Sometimes the tendency to wear your heart on your sleeve, to openly express your emotions, can be suffocated by the medical profession. But wearing your heart on your back is becoming increasingly appreciated.
The Walking Gallery is “the Gallery that walks. The Patients that wear our stories on our back” (Holliday).
It’s this revolutionary idea that art can provide a window into the patient experience, one that can be displayed by the clothes on a person’s back. This offers mobility to art, a method of transportation that escapes the confinements of wall hangings and pervades into inevitable lines of vision. This increased accessibility allows “patients,” as embodied by this artwork, to enter into places and discussions that they have never before been a part of. Now, patient experiences can be visible and actively remembered in the decision spaces that often influence but do not include patients.
The work of Regina Holliday, the artist who brought this exhibit of sorts to life, is inspirational. She not only has a way with art, but also a way with language: her overwhelmingly powerful talk at Stanford incredibly moved me, and she has piqued my interest in exploring the place of art in medicine. Holliday is one of the first artists that I’ve come across in the field of patient advocacy, and her creations have gathered incredible force for this movement.
What I love about the Walking Gallery is that it takes a step forward to putting a story to the patient experience. These jackets and the images that they bear evoke emotions buried within medicine. And The Walking Gallery is not limited to patients: physicians, policy makers, and others associated with health care all have stories to share. Despite the distinct roles in medicine, art overcomes these boundaries with brushstrokes and splashes of color.
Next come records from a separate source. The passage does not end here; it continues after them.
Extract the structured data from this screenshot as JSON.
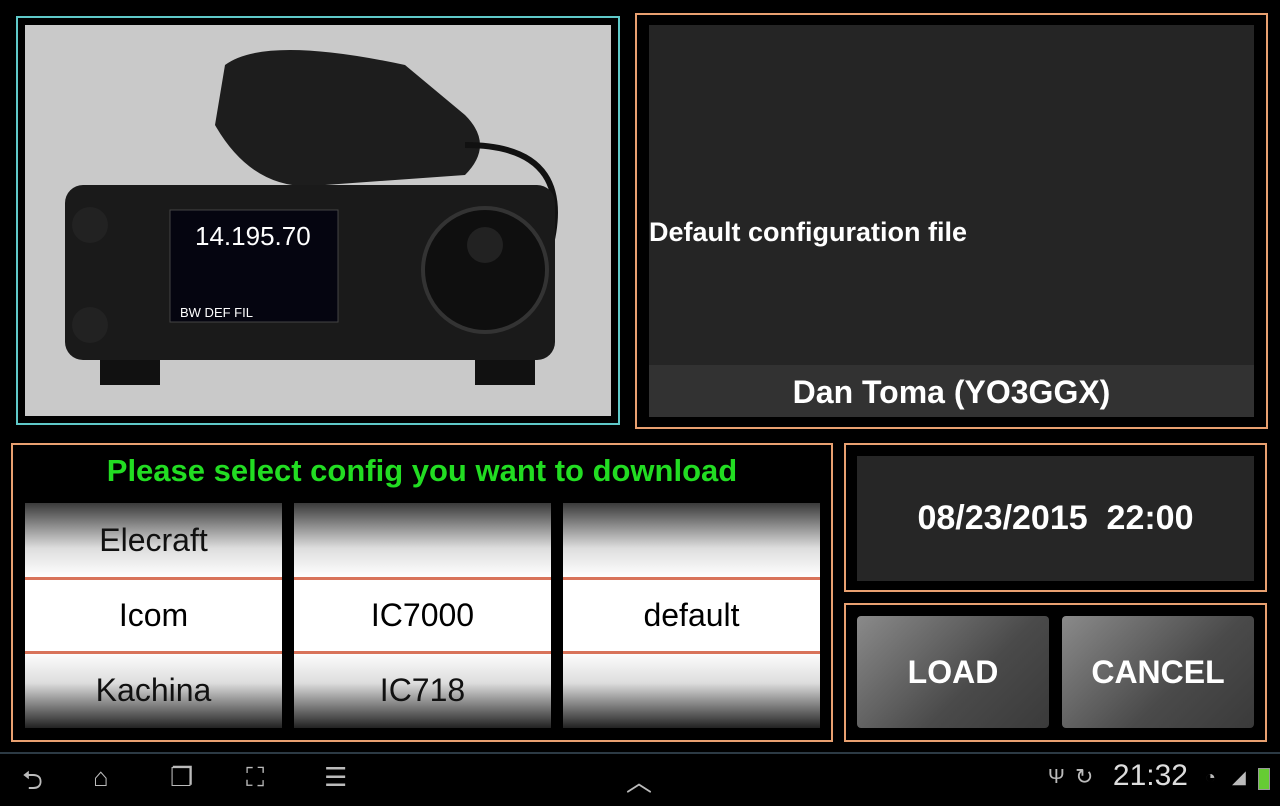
{
  "image": {
    "alt_text_on_radio": {
      "frequency": "14.195.70",
      "buttons": [
        "BW",
        "DEF",
        "FIL"
      ]
    }
  },
  "info": {
    "description": "Default configuration file",
    "author": "Dan Toma (YO3GGX)"
  },
  "picker": {
    "title": "Please select config you want to download",
    "columns": [
      {
        "above": "Elecraft",
        "selected": "Icom",
        "below": "Kachina"
      },
      {
        "above": "",
        "selected": "IC7000",
        "below": "IC718"
      },
      {
        "above": "",
        "selected": "default",
        "below": ""
      }
    ]
  },
  "date": "08/23/2015  22:00",
  "buttons": {
    "load": "LOAD",
    "cancel": "CANCEL"
  },
  "statusbar": {
    "time": "21:32"
  },
  "colors": {
    "title_green": "#22dd22",
    "panel_border": "#e8a070",
    "image_border": "#5fc9c9",
    "selection_line": "#d8735a"
  }
}
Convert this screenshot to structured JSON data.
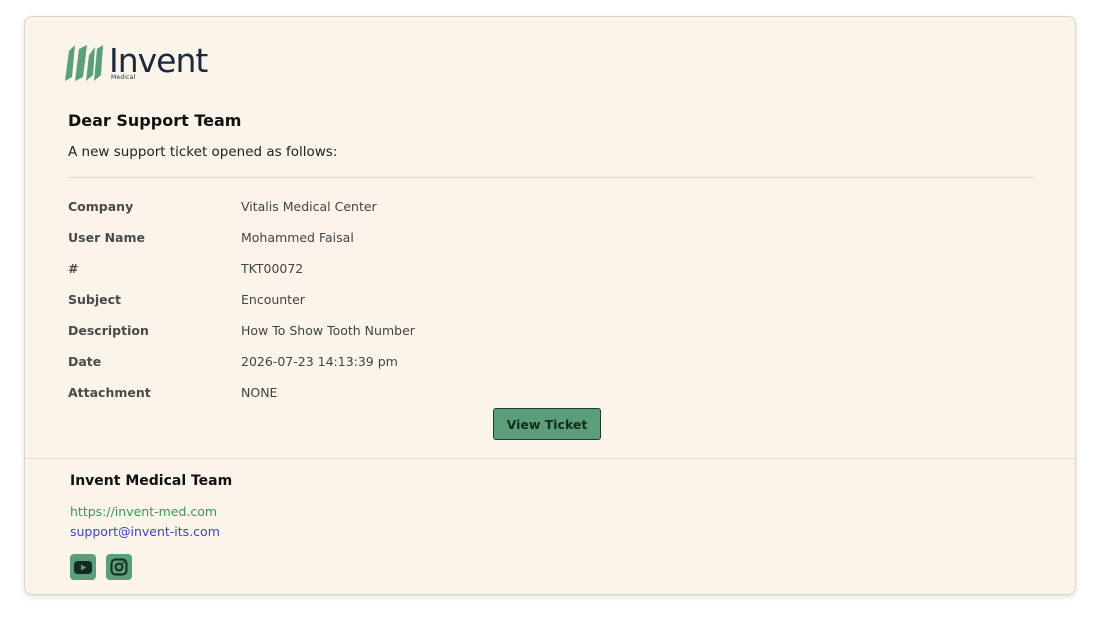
{
  "brand": {
    "name": "Invent",
    "sub": "Medical",
    "accent": "#5a9e7a"
  },
  "email": {
    "greeting": "Dear Support Team",
    "intro": "A new support ticket opened as follows:"
  },
  "ticket": {
    "rows": [
      {
        "label": "Company",
        "value": "Vitalis Medical Center"
      },
      {
        "label": "User Name",
        "value": "Mohammed Faisal"
      },
      {
        "label": "#",
        "value": "TKT00072"
      },
      {
        "label": "Subject",
        "value": "Encounter"
      },
      {
        "label": "Description",
        "value": "How To Show Tooth Number"
      },
      {
        "label": "Date",
        "value": "2026-07-23 14:13:39 pm"
      },
      {
        "label": "Attachment",
        "value": "NONE"
      }
    ]
  },
  "actions": {
    "view_ticket_label": "View Ticket"
  },
  "footer": {
    "team": "Invent Medical Team",
    "website": "https://invent-med.com",
    "email": "support@invent-its.com",
    "social": [
      {
        "icon": "youtube-icon"
      },
      {
        "icon": "instagram-icon"
      }
    ]
  }
}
We can wear our experiences, the good and the bad and the in-between, the joys and sorrows, the triumphs and trials. Boldly.